Interface dataset entries:
——————

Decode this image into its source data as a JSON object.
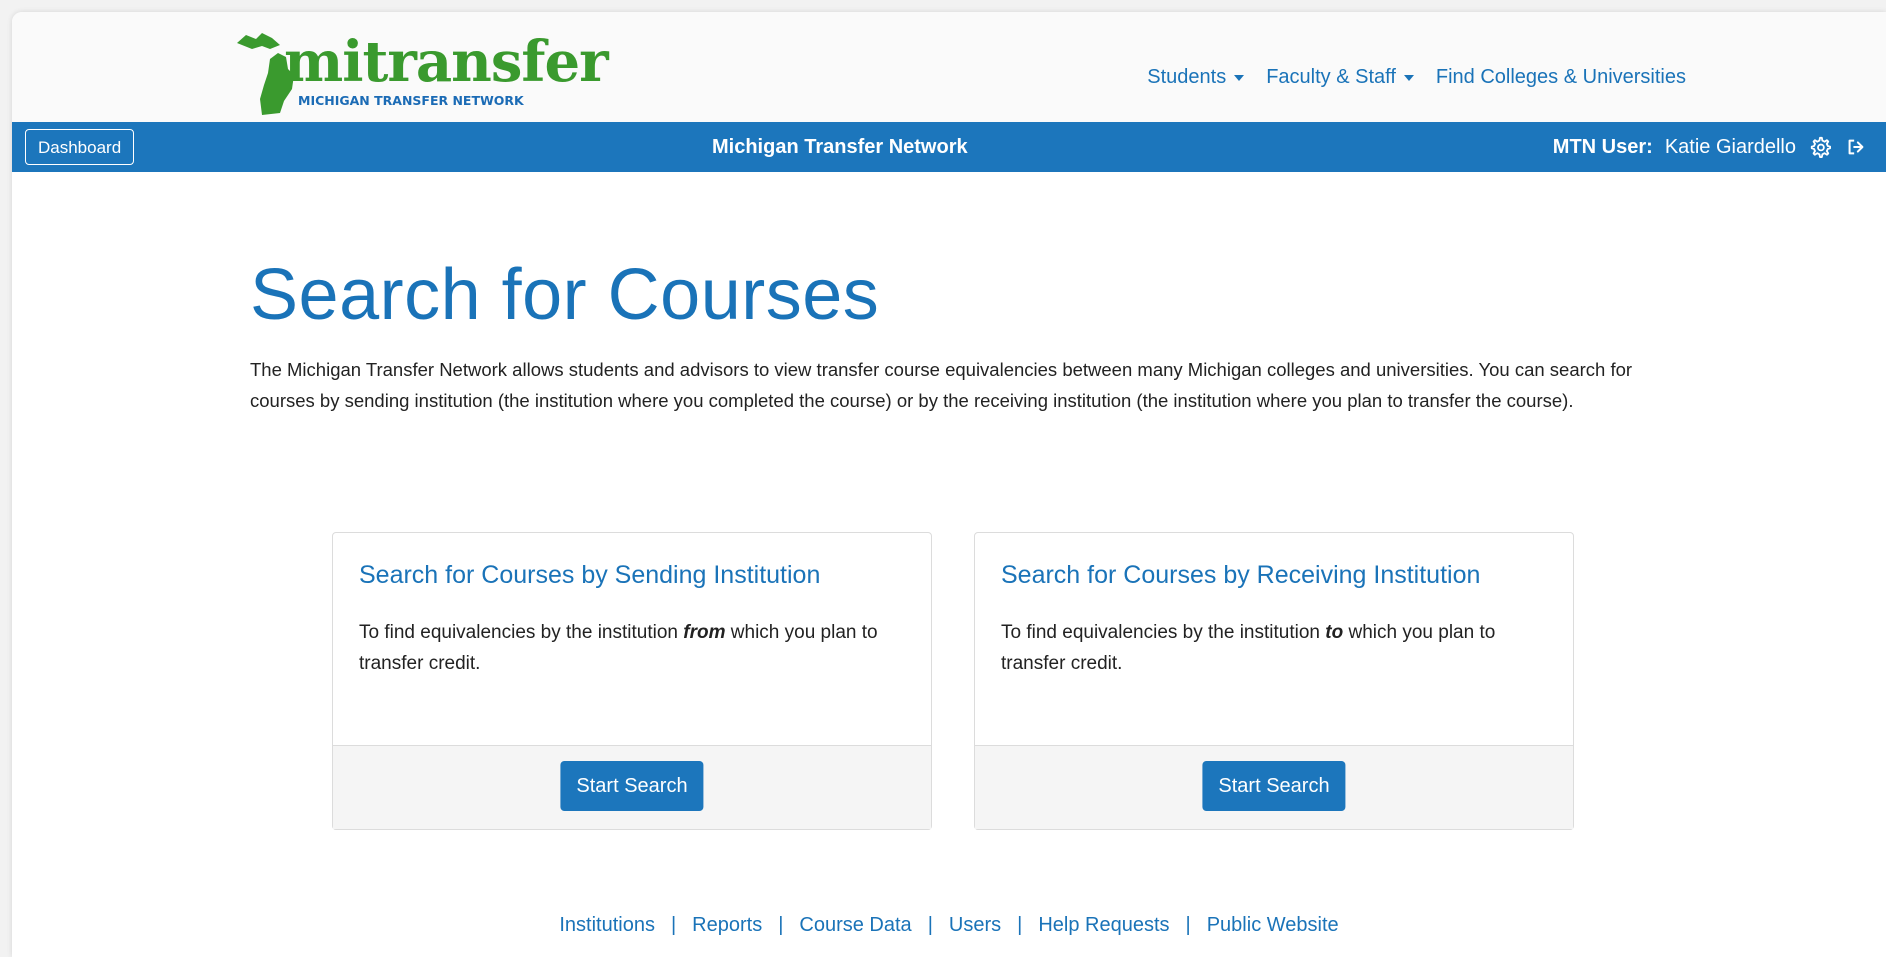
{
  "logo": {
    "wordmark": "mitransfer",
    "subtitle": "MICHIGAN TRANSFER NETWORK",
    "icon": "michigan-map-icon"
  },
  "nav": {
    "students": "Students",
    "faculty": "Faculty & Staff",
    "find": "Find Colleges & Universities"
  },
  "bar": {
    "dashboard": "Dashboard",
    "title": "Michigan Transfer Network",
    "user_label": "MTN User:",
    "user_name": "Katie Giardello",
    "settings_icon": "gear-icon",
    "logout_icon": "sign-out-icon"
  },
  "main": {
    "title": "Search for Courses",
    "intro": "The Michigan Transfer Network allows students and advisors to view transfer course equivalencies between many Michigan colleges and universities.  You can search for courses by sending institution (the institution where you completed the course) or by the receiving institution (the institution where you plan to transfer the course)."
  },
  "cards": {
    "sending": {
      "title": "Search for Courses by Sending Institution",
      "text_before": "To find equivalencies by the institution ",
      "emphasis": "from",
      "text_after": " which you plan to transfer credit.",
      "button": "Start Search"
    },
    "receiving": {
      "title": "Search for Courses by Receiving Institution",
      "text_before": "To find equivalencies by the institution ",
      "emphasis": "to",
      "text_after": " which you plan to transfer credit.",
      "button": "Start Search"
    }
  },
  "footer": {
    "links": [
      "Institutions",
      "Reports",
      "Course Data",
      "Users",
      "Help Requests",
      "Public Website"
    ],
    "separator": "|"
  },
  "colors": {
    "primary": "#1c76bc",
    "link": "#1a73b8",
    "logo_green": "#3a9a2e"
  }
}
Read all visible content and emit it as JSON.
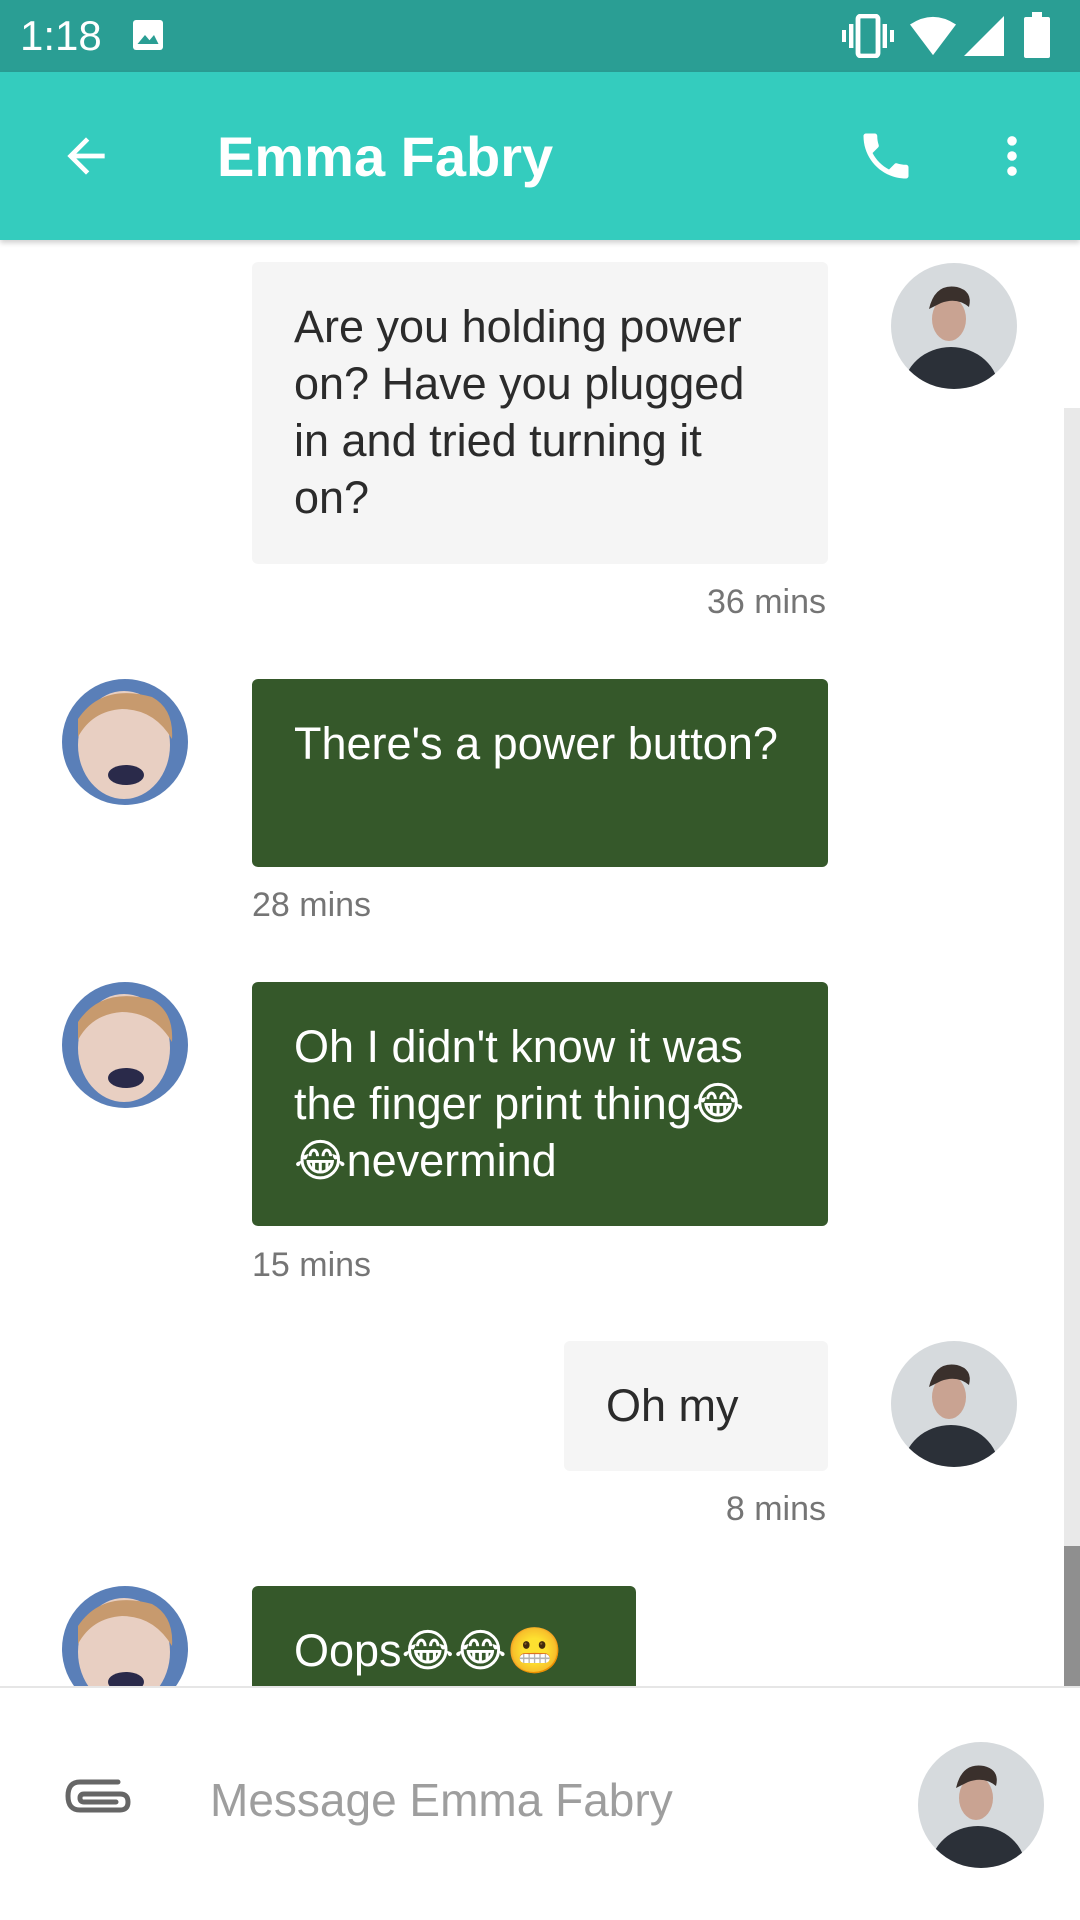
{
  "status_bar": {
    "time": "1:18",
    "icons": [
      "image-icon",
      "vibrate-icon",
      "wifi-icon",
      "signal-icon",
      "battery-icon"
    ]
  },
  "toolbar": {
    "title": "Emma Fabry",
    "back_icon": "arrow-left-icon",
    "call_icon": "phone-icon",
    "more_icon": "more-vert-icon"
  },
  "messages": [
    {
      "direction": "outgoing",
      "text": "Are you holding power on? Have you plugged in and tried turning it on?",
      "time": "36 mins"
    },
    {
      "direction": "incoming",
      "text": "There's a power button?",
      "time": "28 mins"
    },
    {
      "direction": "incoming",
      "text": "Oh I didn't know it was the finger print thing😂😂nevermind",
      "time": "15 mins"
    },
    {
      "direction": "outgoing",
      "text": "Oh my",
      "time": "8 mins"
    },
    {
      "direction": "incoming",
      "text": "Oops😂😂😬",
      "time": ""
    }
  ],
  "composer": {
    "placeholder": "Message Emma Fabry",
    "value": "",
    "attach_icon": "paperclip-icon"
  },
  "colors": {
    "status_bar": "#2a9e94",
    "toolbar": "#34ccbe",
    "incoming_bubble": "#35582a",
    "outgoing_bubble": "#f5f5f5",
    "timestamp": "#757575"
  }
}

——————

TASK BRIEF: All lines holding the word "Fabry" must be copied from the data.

WRITTEN RESPONSE:
    "title": "Emma Fabry",
    "placeholder": "Message Emma Fabry",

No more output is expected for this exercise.